Cables do stretch - high quality ones stretch less. But after a month or two of riding, the stretch should be gone and you should no longer be dealing with that. But if you replace the cable you have to go through it again. Good idea to determine if the cable end is getting longer. If not, the cable must be slipping back through the derailleur cable anchor.

witeowl
08-07-2006, 05:35 PM
OK - it's been solved!

First, I did start with the barrel adjuster, but when I couldn't adjust it fully and went into the LBS the last time (before today), I was scolded for letting it get too far using the barrel adjusters. :(

Anyway, here's the situation: Ironhorse has been sending too-short cable housings. Typically, apparently, bike manufacturers send all the same length cable-housings, no matter the size of the bike. It seems that Ironhorse is now customizing their housings, but it turns out that they're too short.

So, when I make sharp turns (never) or turn the handlebars to fit the bike in my car (always), the too-short housing was thrashing the cable. The guy at the LBC thought he was going crazy with being unable to adjust the cable properly until he happened to notice the cable housings and exclaimed "they put the bike together wrong!" (Again, though, it turns out it wasn't put together wrong, but outfitted poorly from the manufacturer.)

They fixed it today and replaced the cables and housings free of charge.

Yay!

(It was cute, though. The mechanic must have sensed how neurotic this all was making me, because - after he replaced the cables - he made a point of explaining that the cable would now need to be stretched for a while, so I should expect to have to bring it back in to be adjusted.
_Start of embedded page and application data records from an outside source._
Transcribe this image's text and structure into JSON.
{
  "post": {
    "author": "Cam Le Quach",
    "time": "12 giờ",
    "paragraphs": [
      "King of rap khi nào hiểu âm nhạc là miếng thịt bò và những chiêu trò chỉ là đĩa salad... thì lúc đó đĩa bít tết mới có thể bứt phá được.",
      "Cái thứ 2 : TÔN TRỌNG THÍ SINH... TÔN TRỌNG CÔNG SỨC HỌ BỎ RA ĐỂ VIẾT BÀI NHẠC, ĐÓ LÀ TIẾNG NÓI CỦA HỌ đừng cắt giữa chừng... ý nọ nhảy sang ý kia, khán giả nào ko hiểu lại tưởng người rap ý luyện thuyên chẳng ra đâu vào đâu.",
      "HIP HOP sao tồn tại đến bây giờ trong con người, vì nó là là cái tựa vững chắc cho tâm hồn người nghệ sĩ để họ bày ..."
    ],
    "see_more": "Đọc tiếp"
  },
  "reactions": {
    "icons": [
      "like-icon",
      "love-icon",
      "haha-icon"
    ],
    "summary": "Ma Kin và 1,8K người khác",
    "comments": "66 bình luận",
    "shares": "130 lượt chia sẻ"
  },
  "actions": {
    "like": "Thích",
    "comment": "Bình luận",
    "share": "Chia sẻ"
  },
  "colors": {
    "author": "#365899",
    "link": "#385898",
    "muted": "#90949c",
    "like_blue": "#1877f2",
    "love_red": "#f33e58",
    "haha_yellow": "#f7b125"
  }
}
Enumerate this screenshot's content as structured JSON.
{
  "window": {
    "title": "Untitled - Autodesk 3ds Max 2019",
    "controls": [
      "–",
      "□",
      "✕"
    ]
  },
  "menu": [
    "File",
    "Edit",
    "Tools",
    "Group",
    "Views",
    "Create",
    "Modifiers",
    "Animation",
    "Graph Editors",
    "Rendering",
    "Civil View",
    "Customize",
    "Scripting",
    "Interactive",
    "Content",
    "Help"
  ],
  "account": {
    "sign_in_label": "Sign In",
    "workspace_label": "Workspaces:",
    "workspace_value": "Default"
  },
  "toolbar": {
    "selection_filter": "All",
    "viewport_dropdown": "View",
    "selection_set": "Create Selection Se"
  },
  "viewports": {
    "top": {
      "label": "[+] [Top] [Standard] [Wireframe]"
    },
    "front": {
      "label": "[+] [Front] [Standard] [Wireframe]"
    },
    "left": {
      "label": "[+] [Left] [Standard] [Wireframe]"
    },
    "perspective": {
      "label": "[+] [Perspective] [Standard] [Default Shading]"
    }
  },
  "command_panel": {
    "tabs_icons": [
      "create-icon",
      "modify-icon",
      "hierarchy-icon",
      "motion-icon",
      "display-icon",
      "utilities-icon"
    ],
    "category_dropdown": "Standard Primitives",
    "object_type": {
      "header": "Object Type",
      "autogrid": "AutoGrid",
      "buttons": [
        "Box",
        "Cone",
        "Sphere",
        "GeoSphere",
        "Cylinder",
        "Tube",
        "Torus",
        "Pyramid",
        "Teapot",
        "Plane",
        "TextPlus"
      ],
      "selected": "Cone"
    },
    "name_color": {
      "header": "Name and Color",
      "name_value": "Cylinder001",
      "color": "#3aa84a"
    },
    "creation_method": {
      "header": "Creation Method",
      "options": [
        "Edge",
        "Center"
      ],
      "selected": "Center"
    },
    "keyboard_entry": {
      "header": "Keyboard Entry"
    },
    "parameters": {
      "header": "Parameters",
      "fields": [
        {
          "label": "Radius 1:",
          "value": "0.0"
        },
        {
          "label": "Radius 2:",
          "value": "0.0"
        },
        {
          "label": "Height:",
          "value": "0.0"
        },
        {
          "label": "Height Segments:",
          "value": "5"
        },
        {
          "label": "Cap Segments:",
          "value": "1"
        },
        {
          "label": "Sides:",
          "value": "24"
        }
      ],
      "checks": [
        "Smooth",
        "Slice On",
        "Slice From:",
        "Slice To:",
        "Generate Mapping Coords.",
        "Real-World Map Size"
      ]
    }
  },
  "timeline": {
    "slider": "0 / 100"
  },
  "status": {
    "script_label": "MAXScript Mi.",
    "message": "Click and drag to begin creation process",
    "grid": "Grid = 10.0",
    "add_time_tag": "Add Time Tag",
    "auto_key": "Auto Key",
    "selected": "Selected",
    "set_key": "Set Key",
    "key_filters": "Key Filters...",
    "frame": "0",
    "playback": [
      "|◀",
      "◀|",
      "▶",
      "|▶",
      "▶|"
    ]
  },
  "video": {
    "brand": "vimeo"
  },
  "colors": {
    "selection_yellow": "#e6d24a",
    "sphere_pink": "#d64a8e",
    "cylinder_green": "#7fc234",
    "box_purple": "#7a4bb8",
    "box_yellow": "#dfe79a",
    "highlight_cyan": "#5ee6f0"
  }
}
I guess he was afraid that I would come in next time in tears. :o )

Thanks again for the help!

DebW
08-07-2006, 06:41 PM
Glad to hear a happy ending to your saga. Odd though it is.